TASK TO COMPLETE: Please retype the whole listing so that it matches the original exactly.

RECORDED DATA:
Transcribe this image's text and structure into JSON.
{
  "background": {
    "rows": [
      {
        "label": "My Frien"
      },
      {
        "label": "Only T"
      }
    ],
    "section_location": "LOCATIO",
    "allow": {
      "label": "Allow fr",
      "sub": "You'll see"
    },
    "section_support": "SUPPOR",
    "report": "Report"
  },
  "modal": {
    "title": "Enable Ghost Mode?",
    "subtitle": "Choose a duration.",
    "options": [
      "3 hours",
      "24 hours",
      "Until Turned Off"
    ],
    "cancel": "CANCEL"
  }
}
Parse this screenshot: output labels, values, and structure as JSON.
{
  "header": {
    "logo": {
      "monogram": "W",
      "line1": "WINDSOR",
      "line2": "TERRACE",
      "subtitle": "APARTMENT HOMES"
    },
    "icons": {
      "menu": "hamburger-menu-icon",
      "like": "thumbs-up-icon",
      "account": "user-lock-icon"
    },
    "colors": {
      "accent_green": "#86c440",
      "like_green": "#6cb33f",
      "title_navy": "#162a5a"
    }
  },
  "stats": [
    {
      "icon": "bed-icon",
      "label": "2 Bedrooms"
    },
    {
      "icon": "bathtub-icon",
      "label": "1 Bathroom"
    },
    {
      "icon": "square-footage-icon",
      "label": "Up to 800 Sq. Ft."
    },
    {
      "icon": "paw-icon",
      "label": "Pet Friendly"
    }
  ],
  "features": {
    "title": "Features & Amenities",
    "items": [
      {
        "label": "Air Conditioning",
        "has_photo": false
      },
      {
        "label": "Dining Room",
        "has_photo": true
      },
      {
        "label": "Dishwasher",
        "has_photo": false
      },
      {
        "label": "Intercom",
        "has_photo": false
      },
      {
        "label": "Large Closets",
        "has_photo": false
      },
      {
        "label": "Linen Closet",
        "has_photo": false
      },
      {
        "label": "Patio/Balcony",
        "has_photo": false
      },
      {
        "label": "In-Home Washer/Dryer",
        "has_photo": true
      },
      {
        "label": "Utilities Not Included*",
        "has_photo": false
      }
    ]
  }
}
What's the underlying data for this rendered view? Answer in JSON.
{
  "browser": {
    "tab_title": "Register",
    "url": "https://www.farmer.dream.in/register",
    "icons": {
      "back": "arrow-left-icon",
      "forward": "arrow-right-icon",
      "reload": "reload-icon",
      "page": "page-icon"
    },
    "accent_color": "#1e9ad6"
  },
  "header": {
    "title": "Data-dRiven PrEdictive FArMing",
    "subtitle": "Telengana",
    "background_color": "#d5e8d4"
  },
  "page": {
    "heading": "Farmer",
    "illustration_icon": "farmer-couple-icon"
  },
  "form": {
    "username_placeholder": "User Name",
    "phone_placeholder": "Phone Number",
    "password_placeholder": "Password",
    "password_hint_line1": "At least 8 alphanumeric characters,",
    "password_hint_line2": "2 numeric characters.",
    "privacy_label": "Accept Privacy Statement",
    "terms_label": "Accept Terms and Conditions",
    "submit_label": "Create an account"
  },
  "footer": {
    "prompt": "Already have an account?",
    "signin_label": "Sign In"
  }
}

SOLUTION TO THE EXERCISE:
Transcribe this image's text and structure into JSON.
{
  "background": {
    "rows": [
      {
        "label": "My Frien"
      },
      {
        "label": "Only T"
      }
    ],
    "section_location": "LOCATIO",
    "allow": {
      "label": "Allow fr",
      "sub": "You'll see"
    },
    "section_support": "SUPPOR",
    "report": "Report"
  },
  "modal": {
    "title": "Enable Ghost Mode?",
    "subtitle": "Choose a duration.",
    "options": [
      "3 hours",
      "24 hours",
      "Until Turned Off"
    ],
    "cancel": "CANCEL"
  }
}
Parse this screenshot: output labels, values, and structure as JSON.
{
  "header": {
    "logo": {
      "monogram": "W",
      "line1": "WINDSOR",
      "line2": "TERRACE",
      "subtitle": "APARTMENT HOMES"
    },
    "icons": {
      "menu": "hamburger-menu-icon",
      "like": "thumbs-up-icon",
      "account": "user-lock-icon"
    },
    "colors": {
      "accent_green": "#86c440",
      "like_green": "#6cb33f",
      "title_navy": "#162a5a"
    }
  },
  "stats": [
    {
      "icon": "bed-icon",
      "label": "2 Bedrooms"
    },
    {
      "icon": "bathtub-icon",
      "label": "1 Bathroom"
    },
    {
      "icon": "square-footage-icon",
      "label": "Up to 800 Sq. Ft."
    },
    {
      "icon": "paw-icon",
      "label": "Pet Friendly"
    }
  ],
  "features": {
    "title": "Features & Amenities",
    "items": [
      {
        "label": "Air Conditioning",
        "has_photo": false
      },
      {
        "label": "Dining Room",
        "has_photo": true
      },
      {
        "label": "Dishwasher",
        "has_photo": false
      },
      {
        "label": "Intercom",
        "has_photo": false
      },
      {
        "label": "Large Closets",
        "has_photo": false
      },
      {
        "label": "Linen Closet",
        "has_photo": false
      },
      {
        "label": "Patio/Balcony",
        "has_photo": false
      },
      {
        "label": "In-Home Washer/Dryer",
        "has_photo": true
      },
      {
        "label": "Utilities Not Included*",
        "has_photo": false
      }
    ]
  }
}
What's the underlying data for this rendered view? Answer in JSON.
{
  "browser": {
    "tab_title": "Register",
    "url": "https://www.farmer.dream.in/register",
    "icons": {
      "back": "arrow-left-icon",
      "forward": "arrow-right-icon",
      "reload": "reload-icon",
      "page": "page-icon"
    },
    "accent_color": "#1e9ad6"
  },
  "header": {
    "title": "Data-dRiven PrEdictive FArMing",
    "subtitle": "Telengana",
    "background_color": "#d5e8d4"
  },
  "page": {
    "heading": "Farmer",
    "illustration_icon": "farmer-couple-icon"
  },
  "form": {
    "username_placeholder": "User Name",
    "phone_placeholder": "Phone Number",
    "password_placeholder": "Password",
    "password_hint_line1": "At least 8 alphanumeric characters,",
    "password_hint_line2": "2 numeric characters.",
    "privacy_label": "Accept Privacy Statement",
    "terms_label": "Accept Terms and Conditions",
    "submit_label": "Create an account"
  },
  "footer": {
    "prompt": "Already have an account?",
    "signin_label": "Sign In"
  }
}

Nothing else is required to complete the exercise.